Problem
Check each line of the material below for the word "emoji". Say how many lines have it, and nothing else.

Source information
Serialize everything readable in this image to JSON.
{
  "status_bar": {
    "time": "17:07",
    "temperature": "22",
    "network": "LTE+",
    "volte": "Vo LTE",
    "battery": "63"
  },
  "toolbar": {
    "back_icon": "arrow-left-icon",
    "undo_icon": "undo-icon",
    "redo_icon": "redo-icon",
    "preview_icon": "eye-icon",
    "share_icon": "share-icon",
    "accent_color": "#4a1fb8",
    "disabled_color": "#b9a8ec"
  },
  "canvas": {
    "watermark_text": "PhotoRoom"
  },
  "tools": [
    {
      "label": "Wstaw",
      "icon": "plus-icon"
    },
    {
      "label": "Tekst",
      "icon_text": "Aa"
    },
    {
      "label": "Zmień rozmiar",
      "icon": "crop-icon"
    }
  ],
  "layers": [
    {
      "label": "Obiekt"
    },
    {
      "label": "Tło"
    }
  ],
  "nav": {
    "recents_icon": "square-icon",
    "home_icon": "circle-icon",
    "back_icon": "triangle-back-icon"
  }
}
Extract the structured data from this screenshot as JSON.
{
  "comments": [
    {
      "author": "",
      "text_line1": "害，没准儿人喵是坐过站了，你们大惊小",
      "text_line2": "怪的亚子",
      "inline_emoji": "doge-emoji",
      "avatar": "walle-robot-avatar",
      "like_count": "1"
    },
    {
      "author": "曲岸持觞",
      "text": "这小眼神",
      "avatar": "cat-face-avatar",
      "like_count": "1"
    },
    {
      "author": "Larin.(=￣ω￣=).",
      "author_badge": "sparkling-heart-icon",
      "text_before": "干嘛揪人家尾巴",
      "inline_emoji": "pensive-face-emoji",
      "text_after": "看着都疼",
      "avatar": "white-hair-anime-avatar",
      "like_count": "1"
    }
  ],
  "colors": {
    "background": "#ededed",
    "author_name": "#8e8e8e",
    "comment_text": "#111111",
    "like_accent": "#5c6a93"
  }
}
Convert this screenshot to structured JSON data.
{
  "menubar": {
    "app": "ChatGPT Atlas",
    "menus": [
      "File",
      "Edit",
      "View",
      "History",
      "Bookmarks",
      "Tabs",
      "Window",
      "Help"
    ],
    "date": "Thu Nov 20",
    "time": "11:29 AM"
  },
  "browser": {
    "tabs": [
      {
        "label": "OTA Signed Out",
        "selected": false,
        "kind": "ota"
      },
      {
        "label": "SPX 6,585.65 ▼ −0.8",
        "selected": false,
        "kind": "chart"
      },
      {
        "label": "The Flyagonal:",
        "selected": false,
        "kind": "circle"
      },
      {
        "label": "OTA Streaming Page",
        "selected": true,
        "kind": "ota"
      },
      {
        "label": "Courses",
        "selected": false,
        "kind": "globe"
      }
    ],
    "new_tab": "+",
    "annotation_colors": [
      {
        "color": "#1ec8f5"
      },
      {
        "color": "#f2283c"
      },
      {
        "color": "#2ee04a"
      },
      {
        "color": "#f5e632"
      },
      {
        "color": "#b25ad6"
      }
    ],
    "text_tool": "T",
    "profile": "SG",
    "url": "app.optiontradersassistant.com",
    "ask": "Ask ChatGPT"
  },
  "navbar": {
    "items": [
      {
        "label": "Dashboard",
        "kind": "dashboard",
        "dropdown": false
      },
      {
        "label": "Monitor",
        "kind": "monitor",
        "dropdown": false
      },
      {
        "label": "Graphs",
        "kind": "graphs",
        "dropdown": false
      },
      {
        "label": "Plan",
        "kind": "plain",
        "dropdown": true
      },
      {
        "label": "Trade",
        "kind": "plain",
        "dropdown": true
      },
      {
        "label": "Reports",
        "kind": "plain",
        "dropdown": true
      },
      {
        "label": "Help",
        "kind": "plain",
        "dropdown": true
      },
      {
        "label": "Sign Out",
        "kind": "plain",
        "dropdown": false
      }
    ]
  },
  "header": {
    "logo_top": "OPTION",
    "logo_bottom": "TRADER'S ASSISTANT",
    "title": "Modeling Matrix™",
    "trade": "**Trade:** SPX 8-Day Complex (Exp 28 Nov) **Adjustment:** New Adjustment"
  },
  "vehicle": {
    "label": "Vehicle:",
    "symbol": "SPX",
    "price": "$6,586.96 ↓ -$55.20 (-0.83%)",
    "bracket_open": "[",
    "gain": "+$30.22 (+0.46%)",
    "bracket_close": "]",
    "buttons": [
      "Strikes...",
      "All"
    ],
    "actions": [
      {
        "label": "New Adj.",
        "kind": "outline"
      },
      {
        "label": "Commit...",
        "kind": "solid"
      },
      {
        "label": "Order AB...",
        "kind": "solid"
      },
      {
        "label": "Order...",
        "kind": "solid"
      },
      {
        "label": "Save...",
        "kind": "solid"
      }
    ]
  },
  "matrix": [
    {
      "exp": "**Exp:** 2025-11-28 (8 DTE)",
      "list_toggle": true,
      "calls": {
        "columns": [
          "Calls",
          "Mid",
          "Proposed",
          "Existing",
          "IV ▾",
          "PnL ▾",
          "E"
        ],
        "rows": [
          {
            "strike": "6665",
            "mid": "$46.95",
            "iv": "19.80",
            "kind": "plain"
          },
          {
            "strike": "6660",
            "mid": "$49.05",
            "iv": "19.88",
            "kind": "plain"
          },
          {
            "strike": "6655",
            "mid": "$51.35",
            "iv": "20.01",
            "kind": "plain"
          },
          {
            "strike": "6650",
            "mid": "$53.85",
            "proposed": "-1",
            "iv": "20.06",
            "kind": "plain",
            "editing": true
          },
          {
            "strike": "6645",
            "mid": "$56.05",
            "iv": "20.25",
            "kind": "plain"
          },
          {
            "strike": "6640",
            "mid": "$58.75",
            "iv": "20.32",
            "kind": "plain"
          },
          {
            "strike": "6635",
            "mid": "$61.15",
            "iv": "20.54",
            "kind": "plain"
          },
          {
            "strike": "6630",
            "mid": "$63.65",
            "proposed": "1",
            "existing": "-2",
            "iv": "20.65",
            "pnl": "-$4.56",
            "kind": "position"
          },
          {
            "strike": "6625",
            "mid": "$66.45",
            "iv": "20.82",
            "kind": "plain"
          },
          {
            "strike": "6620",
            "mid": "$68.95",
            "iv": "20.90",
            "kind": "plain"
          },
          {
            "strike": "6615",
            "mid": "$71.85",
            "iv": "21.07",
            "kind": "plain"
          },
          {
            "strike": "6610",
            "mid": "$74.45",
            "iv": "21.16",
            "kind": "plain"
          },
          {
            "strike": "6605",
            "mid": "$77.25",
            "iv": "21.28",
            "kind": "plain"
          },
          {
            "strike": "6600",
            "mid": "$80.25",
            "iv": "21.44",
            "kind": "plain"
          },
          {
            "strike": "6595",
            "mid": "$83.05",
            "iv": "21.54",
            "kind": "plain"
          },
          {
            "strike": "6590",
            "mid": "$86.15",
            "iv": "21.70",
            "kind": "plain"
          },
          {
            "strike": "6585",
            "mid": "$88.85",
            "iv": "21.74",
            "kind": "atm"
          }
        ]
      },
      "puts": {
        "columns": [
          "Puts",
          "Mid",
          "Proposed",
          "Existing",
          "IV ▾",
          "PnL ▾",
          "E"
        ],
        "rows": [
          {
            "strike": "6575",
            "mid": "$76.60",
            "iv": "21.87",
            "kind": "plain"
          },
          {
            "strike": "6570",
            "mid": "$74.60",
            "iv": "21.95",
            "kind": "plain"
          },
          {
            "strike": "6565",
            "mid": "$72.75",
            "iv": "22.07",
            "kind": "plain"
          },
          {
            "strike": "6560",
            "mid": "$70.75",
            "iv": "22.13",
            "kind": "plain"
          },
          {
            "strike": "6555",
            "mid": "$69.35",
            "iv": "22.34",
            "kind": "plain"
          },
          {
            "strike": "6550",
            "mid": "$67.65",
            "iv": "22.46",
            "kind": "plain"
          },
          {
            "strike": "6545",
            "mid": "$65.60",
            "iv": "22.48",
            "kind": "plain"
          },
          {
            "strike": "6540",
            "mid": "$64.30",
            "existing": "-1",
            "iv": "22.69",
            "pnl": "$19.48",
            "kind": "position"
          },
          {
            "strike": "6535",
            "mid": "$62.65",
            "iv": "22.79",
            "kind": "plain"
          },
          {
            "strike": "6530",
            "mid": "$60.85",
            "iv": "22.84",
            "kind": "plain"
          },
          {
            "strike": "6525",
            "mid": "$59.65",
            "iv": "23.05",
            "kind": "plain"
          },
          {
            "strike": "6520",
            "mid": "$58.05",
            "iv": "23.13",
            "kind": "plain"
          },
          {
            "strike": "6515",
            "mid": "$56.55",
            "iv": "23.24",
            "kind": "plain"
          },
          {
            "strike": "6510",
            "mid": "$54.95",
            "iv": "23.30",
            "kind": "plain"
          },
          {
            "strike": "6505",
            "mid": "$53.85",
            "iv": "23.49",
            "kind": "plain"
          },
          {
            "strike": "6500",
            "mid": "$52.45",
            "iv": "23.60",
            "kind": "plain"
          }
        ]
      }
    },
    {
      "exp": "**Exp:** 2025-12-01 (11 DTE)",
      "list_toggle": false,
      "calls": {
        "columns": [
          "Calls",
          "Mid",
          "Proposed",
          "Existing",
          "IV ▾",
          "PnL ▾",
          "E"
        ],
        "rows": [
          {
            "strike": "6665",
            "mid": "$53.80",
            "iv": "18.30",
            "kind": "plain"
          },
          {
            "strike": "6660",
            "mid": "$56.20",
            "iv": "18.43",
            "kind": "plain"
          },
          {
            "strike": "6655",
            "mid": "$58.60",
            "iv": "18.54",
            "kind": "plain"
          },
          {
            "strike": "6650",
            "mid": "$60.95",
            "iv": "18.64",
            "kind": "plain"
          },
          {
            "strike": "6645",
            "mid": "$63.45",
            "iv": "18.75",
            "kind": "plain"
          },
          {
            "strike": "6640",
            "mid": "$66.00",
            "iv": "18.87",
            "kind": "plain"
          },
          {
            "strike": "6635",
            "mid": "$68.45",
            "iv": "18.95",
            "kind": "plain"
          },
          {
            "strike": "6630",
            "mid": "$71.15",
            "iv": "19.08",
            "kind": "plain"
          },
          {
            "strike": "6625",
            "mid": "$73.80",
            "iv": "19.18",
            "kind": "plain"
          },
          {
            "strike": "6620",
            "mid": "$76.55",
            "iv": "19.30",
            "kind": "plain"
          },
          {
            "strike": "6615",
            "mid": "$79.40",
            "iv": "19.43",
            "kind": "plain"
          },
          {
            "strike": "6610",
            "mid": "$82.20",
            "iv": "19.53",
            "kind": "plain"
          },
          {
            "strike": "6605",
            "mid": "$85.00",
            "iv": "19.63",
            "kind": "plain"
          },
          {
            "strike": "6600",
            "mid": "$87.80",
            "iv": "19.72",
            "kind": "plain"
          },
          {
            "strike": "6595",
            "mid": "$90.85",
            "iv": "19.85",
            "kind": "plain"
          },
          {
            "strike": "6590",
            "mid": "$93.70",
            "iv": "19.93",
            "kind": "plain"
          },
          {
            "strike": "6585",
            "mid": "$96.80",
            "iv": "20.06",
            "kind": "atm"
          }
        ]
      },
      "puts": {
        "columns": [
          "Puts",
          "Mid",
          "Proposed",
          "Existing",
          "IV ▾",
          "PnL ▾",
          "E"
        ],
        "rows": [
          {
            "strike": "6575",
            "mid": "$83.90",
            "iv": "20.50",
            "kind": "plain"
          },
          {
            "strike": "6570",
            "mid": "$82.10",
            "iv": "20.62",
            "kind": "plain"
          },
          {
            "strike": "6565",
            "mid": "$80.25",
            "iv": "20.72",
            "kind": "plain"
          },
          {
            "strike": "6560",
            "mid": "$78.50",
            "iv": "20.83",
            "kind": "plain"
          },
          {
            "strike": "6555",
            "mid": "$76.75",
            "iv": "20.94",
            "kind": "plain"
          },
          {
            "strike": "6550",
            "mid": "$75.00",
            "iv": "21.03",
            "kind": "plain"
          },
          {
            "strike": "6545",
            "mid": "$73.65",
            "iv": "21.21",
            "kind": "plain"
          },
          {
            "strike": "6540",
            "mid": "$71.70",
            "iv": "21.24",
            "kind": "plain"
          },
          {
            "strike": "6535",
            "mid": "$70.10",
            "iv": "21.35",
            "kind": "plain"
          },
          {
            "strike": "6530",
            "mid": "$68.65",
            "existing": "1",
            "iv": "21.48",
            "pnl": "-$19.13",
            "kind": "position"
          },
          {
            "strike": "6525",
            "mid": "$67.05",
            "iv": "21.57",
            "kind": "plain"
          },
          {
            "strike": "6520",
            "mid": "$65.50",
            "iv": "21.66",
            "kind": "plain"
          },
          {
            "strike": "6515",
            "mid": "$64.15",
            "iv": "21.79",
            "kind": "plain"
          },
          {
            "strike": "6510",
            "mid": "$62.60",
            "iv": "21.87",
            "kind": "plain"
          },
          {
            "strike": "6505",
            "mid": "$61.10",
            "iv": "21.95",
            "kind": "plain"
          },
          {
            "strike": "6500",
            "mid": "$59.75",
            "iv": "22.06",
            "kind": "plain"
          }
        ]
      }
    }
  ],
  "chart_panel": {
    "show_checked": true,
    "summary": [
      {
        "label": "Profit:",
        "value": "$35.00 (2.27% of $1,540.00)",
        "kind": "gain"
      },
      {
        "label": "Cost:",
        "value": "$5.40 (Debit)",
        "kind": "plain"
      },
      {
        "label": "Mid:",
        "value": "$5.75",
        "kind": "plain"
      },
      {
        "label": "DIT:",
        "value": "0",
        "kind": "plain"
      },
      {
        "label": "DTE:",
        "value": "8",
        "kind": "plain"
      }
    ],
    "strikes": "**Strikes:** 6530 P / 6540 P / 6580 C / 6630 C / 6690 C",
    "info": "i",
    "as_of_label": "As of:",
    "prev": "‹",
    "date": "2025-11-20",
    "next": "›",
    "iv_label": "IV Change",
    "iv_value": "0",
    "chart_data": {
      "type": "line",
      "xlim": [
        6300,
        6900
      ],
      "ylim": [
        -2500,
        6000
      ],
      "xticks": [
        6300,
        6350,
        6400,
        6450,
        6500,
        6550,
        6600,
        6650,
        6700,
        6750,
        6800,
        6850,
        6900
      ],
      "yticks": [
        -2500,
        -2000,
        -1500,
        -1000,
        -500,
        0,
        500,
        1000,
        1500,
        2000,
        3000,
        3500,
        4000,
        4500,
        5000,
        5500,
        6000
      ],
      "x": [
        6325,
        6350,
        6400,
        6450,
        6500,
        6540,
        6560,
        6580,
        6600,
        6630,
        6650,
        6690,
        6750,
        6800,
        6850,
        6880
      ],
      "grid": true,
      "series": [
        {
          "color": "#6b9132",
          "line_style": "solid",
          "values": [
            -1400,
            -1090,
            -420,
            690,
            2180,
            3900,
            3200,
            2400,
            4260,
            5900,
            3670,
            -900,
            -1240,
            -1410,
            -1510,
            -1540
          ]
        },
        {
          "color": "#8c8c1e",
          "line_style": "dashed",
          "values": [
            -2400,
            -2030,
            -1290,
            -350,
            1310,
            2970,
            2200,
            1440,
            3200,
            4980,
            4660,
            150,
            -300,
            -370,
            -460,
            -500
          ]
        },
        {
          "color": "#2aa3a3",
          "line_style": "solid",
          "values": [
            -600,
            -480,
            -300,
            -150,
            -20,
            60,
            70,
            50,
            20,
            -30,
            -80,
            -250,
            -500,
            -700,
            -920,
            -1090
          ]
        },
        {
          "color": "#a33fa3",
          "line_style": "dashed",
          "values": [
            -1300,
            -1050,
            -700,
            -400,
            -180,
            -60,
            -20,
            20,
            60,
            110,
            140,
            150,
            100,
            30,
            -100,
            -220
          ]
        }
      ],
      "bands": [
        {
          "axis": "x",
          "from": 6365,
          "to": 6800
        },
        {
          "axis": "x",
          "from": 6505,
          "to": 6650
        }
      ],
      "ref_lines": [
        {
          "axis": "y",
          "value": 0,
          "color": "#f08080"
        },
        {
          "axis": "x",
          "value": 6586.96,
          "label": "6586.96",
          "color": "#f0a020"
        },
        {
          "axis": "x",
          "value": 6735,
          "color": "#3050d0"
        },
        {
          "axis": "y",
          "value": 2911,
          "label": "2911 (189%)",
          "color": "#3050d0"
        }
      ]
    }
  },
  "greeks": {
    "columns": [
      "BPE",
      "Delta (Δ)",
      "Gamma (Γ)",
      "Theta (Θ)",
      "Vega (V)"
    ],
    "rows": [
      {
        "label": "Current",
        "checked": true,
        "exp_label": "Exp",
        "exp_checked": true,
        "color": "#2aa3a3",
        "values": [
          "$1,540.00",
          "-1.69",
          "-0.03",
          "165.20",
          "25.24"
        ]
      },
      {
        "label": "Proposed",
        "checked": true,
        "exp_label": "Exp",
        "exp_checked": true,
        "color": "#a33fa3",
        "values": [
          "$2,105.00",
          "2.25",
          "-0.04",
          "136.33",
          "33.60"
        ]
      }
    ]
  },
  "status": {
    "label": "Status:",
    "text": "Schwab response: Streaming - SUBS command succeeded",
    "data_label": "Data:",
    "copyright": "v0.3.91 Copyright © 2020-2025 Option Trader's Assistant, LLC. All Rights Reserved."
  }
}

Written solution
2